> _WHAT YOU HAVE TO DO_:
Write out the data again in full, keeping every character the same.

______________________________

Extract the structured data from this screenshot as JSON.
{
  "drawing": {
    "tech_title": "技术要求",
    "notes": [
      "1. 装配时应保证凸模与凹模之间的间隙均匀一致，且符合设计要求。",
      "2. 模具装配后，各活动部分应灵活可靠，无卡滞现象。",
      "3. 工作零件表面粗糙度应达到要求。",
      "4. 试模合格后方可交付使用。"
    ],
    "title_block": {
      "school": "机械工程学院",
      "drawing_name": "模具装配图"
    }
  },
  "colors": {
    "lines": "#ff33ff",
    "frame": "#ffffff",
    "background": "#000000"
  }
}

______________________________

> _RESULT_:
Extract the structured data from this screenshot as JSON.
{
  "drawing": {
    "tech_title": "技术要求",
    "notes": [
      "1. 装配时应保证凸模与凹模之间的间隙均匀一致，且符合设计要求。",
      "2. 模具装配后，各活动部分应灵活可靠，无卡滞现象。",
      "3. 工作零件表面粗糙度应达到要求。",
      "4. 试模合格后方可交付使用。"
    ],
    "title_block": {
      "school": "机械工程学院",
      "drawing_name": "模具装配图"
    }
  },
  "colors": {
    "lines": "#ff33ff",
    "frame": "#ffffff",
    "background": "#000000"
  }
}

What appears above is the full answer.